6. Dive deep into your study of Black history by using your IndyPL Library card to explore our online databases.

The African American Experience In this database you can study African American history and its relation to U.S. history through published articles, essays, artifacts, images, documents, and other historical and culturally valuable sources.

Black Studies in Video Watch documentaries, interviews and archival footage exploring the history of African Americans through politics, art and culture, sociology, and history in this video encyclopedia.

Black Thought & Culture Find works of leading African Americans in this collection of articles, interviews, speeches, essays, pamphlets, letters, and full run of The Black Panther newspaper.

Black Freedom Struggle in the United States: Challenges and Triumphs in the Pursuit of Equality Learn more about the foundation of ongoing racial injustice in the U.S. and the fight against it. This resource contains primary documents about people and events in African American History.

7. Explore the photos and artifacts in Digital Indy.

Crispus Attucks High School Year Books
In 1927, Crispus Attucks High School opened its doors as Indianapolis’ first and only all-Black high school.

Black History, Indianapolis History
Black history has a long presence in Indianapolis, and makes up the very fabric of the city. Six years after the founding of Indianapolis, out of the 1,066 total residents 55 were African American (source). There is no history of Indianapolis without Indianapolis’ vibrant and diverse Black population.

Indianapolis Public Library African American History Committee (AAHC)
Find information here about past AAHC events, lectures, and exhibits.
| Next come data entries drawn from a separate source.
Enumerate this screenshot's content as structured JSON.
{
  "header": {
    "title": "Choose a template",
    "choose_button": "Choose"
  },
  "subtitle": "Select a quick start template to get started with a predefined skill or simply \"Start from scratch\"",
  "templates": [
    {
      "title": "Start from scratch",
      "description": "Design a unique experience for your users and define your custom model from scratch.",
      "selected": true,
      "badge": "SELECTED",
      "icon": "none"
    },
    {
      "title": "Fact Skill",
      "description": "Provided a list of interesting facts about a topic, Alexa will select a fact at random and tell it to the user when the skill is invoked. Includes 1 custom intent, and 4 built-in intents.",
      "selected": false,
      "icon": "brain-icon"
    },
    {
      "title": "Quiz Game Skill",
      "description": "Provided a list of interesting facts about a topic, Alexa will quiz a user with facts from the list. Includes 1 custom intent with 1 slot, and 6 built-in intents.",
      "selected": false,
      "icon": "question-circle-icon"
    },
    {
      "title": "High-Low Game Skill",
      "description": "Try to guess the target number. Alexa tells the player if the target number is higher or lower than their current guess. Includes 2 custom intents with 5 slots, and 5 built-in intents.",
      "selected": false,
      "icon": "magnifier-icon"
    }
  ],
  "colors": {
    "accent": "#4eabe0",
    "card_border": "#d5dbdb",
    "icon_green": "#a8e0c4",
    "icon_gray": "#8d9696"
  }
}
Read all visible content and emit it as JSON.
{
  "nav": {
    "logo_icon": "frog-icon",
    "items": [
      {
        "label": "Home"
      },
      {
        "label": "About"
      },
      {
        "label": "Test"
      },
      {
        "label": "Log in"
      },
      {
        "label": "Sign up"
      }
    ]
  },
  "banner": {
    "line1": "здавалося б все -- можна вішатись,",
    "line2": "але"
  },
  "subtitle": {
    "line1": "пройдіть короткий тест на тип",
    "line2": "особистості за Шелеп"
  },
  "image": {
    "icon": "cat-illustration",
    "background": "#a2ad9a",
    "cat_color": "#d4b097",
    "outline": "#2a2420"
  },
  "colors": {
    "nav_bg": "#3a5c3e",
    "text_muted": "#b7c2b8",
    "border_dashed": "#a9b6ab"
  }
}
View posters, programs, news items, and compilations of African American authors and illustrators.

Gallery of Photos from Digital Indy